Dilated cardiomyopathy (DCM) is one of the most common cardiac diseases in dogs. DCM most frequently affects older, male, large breed dogs, such as dobermans, boxers, and st. bernards. But, DCM has also been noted in cocker spaniels. DCM involves the dilation of the cardiac chambers resulting in decreased cardiac output.
The most common clinical signs of DCM include right-sided heart failure consisting of ascites (free fluid in the abdomen), weight loss, hepatomegaly (enlarged liver) and abdominal distension. Left-sided heart failure can also occur with DCM resulting in pulmonary edema, coughing, and syncope (collapse episodes).
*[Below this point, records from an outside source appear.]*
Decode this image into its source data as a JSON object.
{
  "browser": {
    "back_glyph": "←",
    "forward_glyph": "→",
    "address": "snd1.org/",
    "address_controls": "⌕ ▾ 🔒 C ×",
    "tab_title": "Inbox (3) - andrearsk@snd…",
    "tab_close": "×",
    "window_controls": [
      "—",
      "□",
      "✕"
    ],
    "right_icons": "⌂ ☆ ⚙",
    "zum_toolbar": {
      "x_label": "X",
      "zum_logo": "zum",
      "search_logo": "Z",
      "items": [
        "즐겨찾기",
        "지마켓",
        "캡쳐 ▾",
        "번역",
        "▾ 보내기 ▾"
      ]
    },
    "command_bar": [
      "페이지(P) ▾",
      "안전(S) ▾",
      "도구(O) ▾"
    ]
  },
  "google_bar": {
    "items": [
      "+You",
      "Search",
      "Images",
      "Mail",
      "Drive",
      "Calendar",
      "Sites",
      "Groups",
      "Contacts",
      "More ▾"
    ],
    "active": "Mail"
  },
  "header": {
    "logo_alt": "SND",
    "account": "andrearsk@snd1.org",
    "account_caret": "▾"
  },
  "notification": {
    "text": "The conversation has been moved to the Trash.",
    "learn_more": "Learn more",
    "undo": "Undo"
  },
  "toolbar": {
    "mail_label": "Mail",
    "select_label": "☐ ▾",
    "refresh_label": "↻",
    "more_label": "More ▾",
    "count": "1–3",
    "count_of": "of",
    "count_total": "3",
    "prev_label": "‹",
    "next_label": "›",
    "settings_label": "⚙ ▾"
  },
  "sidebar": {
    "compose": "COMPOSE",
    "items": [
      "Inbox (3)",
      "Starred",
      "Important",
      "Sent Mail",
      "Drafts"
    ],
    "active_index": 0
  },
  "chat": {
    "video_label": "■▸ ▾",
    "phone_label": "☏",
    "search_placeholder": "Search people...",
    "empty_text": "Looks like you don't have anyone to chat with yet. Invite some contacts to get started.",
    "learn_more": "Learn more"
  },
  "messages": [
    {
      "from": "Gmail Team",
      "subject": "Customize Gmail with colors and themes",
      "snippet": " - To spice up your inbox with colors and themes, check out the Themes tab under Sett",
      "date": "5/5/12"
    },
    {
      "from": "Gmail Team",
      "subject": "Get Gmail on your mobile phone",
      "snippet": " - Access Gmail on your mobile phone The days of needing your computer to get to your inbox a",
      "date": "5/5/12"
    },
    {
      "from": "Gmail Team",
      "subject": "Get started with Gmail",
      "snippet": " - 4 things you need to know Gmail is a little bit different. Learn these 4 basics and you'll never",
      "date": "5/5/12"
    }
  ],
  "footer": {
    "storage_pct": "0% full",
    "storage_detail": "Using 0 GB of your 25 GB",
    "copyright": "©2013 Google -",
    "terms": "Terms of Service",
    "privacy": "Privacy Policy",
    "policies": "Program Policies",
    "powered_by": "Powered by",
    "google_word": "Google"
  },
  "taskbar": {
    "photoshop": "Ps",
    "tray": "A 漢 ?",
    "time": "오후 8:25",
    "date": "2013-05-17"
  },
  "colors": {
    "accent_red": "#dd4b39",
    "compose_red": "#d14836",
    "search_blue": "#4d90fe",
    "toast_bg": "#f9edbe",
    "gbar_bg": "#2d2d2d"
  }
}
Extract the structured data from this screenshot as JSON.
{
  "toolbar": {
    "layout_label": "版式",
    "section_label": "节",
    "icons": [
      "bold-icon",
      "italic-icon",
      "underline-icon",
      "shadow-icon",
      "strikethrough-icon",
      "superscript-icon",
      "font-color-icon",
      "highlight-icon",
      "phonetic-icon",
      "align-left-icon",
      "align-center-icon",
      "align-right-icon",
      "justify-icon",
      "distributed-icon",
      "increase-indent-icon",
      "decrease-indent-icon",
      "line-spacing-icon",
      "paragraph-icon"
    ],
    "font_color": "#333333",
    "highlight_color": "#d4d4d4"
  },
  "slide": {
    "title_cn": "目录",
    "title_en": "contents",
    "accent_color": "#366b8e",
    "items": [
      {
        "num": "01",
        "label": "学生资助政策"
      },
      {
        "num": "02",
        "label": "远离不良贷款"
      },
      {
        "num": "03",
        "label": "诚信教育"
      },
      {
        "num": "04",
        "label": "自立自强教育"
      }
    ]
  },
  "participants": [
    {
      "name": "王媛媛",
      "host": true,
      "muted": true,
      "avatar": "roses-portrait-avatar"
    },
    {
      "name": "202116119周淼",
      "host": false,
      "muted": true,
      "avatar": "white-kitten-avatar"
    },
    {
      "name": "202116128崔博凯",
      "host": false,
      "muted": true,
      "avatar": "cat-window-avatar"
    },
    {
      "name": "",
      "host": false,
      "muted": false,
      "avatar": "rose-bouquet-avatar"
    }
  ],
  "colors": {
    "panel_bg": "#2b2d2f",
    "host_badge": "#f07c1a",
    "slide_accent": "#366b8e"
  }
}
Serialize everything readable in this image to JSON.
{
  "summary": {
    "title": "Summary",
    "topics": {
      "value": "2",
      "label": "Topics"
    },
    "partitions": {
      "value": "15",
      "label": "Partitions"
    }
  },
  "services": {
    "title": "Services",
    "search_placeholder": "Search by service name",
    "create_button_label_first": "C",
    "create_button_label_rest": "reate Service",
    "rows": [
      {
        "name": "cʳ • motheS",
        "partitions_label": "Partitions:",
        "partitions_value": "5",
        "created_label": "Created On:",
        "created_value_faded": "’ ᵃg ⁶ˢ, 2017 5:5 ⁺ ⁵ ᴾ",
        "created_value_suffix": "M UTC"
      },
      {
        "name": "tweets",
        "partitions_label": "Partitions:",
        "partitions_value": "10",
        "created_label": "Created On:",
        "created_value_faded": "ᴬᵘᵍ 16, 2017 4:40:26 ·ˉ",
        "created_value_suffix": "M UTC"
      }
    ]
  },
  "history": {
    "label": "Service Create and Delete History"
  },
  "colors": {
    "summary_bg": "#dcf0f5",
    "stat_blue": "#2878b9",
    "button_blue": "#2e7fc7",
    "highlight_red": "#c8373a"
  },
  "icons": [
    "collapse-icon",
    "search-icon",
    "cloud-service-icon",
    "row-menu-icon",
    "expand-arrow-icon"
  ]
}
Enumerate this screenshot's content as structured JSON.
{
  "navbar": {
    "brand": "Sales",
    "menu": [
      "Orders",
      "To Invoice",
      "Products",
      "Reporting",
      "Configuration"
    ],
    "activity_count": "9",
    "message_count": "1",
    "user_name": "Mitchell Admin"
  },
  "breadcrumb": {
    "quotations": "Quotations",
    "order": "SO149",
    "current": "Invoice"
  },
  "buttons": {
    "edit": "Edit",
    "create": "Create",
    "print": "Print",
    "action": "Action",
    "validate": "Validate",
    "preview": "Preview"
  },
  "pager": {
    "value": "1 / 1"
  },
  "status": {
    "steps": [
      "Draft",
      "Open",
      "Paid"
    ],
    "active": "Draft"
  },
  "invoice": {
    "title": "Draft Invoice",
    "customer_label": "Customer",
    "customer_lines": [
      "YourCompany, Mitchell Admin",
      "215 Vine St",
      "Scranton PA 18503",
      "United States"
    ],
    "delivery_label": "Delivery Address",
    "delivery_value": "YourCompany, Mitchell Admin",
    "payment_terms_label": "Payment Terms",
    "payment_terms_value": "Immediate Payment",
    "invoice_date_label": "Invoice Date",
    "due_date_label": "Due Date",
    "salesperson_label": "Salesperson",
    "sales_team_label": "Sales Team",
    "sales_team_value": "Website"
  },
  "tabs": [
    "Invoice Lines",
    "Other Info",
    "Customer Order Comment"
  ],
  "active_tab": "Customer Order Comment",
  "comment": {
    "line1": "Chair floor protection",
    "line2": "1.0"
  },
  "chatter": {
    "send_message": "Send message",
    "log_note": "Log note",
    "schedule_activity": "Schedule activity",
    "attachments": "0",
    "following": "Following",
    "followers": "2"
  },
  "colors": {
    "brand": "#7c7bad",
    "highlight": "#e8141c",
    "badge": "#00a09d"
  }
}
DCM is diagnosed first by radiographs to determine if the heart is enlarged, followed by an echocardiogram to measure chamber size and cardiac wall thickness. An ECG (electrocardiogram) is also recommended to evaluate for any cardiac rhythm disturbances.
Although there is no cure for DCM, treatment is available with the focus on keeping the patient comfortable, and extending quality of life. Treatment consists of oral cardiac medications and monitoring for response via echocardiogram, ECG and bloodwork.
Prognosis for DCM is guarded with estimated survival times ranging from 6 months to 2 years depending on response to treatment and severity of disease.